A major new water law is giving hope to those who support a new age of dam building in the West, but major hurdles remain.
The Water Infrastructure Improvements for the Nation Act (S. 612), signed last month by President Obama, contains dam-related language inserted at the last minute by Sen. Dianne Feinstein (D-Calif.) and House Majority Leader Kevin McCarthy (R-Calif.). Besides tweaking the way existing dams are operated in California, the language gives potential funding and a pathway to authorization for several dams that have been under consideration in California for decades.
Backers say more storage is necessary to boost the reliability of Western water supplies. More and larger reservoirs would expand the capacity to capture and store precipitation from major storms, shoring up unstable water deliveries that depend on generous rain and snow seasons.
"Right now, the process is pretty burdensome," said Garrett Durst, a legislative assistant for Rep. John Garamendi (D-Calif.) who worked on the bill. "We haven’t been able to do federal water supply projects … in a long time because of the way the process is currently set up."
The bill contains $335 million for new surface water storage projects across the West. The funding is created by allowing federal water contractors to pay off their debts ahead of schedule for construction of federal water-delivery projects. The bill also contains broad authority for the Interior Department to provide financial assistance "to carry out projects within any Reclamation state."
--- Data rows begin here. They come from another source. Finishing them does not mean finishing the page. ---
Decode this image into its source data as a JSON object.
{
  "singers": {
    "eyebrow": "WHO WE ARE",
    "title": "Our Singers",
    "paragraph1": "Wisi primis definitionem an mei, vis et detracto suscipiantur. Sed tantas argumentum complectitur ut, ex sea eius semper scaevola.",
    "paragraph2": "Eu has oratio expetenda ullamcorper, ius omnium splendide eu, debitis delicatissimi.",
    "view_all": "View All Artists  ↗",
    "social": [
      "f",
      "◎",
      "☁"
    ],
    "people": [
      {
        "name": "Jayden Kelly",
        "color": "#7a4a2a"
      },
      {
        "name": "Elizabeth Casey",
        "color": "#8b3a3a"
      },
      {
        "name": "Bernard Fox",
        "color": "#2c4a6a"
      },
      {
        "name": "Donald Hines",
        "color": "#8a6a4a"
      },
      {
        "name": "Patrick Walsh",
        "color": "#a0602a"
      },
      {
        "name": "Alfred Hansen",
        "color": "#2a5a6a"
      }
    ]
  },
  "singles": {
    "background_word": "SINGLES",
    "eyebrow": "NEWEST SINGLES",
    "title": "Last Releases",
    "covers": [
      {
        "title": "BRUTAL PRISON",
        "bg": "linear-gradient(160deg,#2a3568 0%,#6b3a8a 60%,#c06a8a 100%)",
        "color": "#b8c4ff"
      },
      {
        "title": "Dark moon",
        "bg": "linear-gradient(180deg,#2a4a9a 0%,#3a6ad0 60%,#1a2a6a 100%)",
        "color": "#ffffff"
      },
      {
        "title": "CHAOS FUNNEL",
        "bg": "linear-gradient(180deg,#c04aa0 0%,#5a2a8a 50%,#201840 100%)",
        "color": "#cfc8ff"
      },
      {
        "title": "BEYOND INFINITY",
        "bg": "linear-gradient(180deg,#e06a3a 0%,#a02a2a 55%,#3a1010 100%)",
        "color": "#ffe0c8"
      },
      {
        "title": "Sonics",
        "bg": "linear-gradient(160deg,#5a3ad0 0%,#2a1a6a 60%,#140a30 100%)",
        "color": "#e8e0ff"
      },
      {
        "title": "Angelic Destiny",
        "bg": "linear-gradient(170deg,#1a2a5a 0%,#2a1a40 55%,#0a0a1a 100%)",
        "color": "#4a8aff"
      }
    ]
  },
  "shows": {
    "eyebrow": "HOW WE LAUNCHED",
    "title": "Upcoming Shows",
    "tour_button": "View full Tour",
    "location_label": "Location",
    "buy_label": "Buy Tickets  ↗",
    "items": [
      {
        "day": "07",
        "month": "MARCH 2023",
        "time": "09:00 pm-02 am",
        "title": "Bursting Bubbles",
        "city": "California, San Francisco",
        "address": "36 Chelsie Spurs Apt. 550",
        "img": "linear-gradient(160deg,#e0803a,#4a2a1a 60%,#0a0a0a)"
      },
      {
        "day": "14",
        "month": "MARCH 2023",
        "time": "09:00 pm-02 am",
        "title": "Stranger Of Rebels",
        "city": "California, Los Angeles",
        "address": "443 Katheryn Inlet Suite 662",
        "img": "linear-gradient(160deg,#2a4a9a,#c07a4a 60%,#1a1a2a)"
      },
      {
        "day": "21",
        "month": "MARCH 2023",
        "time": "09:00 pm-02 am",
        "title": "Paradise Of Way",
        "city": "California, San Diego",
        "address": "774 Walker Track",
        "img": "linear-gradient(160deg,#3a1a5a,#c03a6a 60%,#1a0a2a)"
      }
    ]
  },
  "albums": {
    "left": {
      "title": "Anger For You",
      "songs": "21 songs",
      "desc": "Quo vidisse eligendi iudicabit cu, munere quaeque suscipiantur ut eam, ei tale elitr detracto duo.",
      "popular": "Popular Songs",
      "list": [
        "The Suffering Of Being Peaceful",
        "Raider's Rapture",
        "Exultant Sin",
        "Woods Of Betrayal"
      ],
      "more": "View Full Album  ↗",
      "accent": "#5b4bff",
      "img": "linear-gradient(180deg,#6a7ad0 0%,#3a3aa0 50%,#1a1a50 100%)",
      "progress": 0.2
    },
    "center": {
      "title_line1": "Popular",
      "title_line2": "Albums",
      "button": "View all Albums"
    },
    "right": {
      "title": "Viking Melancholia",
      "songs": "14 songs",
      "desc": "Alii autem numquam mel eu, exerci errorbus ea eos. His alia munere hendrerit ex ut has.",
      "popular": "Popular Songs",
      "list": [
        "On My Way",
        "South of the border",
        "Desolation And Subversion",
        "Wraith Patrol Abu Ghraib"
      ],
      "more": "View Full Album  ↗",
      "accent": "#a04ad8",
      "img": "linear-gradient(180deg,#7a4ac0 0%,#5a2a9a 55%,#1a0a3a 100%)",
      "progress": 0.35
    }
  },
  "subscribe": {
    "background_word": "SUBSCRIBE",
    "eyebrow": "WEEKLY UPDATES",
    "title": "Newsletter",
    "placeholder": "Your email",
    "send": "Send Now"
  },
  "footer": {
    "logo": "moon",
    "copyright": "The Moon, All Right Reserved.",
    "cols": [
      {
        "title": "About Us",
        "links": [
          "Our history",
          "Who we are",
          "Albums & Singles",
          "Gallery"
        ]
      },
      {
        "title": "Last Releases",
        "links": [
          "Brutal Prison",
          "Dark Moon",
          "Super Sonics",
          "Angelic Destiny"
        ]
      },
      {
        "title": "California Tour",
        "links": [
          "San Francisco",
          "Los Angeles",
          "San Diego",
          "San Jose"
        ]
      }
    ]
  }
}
More crucial than the funding, though, is language to streamline federal approval of water storage projects, which have been largely stalled throughout the West, sometimes for decades.
Projects that could get a boost from the law include a potential spate of new and expanded dams. They would be connected to the federal Central Valley Project, the set of 20 dams and reservoirs and hundreds of miles of canals that delivers water from Northern California to farms and cities farther south.
The bill allows Interior to pay for up to half the cost of federally owned storage projects that it deems feasible, as well as up to 25 percent of the cost of state-owned projects, exempting them from normal rules that require Interior to get congressional authorization again after performing a feasibility study.
Environmentalists say the language goes too far to enable new projects to gain funding and approval without going through proper environmental vetting. Taking more water out of rivers and putting it in storage risks harming fish and other species that require river flows to maintain their habitat.
"This is a complete departure from traditional Reclamation projects, which must be authorized by Congress once the key matters are resolved and therefore known to the Congress," said Ron Stork, a senior policy advocate with Friends of the River. "In this brave new world, the concept of authorization seems not to exist. The world is owned by the secretary and the appropriations committees."
Language in the broader bill also seeks to cut strings that restrict other sources of funding for storage projects across the West. For example, it allows private contractors to spend recreation fees they collect at federal Army Corps of Engineers facilities on operations and maintenance directly, rather than requiring the funding to be appropriated by Congress.
The language also makes it easier to spread the cost of dams across multiple parties. It allows the Army Corps to convert single-purpose dams to multipurpose projects without further congressional oversight, a major change to existing law that could make it easier to find funding for dams. It also clarifies situations in which third parties can begin construction and seek reimbursement ahead of the corps’ building schedule.
But significant hurdles remain for most of the major storage projects currently on the board.
The proposal to raise Shasta Dam on the Sacramento River, for example, has an environmental impact statement from Reclamation that could be used to justify an 18.5-foot raise, increasing its capacity by 7 percent. But it is firmly opposed by state lawmakers because raising it would flood part of the McCloud River, which is protected under state law as a wild and scenic river.
The dams also face punishing economics. Temperance Flat, which would raise the Friant Dam on the San Joaquin River, would cost $2.5 billion, according to Reclamation’s most recent analysis, which would result in a cost of $212 per acre-foot for farmers and $1,305 per acre-foot for municipal and industrial customers.
Another storage project that has been in the works for decades, Sites Reservoir, is seen as more of a possibility by environmentalists because it would be located off-stream, meaning it wouldn’t sit directly on the Sacramento River but instead would divert water using canals. It would hold 1.8 million acre-feet and has bipartisan support, notably from Reps. Doug LaMalfa (R-Calif.) and Garamendi.
Sites’ proponents were hoping the Water Infrastructure Improvements for the Nation Act would contain language creating a loan guarantee program within Reclamation similar to U.S. EPA’s Water Infrastructure Finance and Innovation Act program for water infrastructure, in order to provide cheaper financing.
"We were pretty let down by this water bill," said Lewis Bair, general manager of Reclamation District 108, which provides Central Valley Project water to 48,000 acres of farmland north of Sacramento and is a member of the Sites Joint Powers Authority. Rather than federal funding, the project is looking to Proposition 1, a California voter-passed bond, to contribute as much as $2 billion of its estimated $4 billion price tag.
"The real challenge with federal investment, you may have authorization to do a million things, but you can’t hardly ever get money," Bair said. "We’ve tried to avoid federal investment because of that."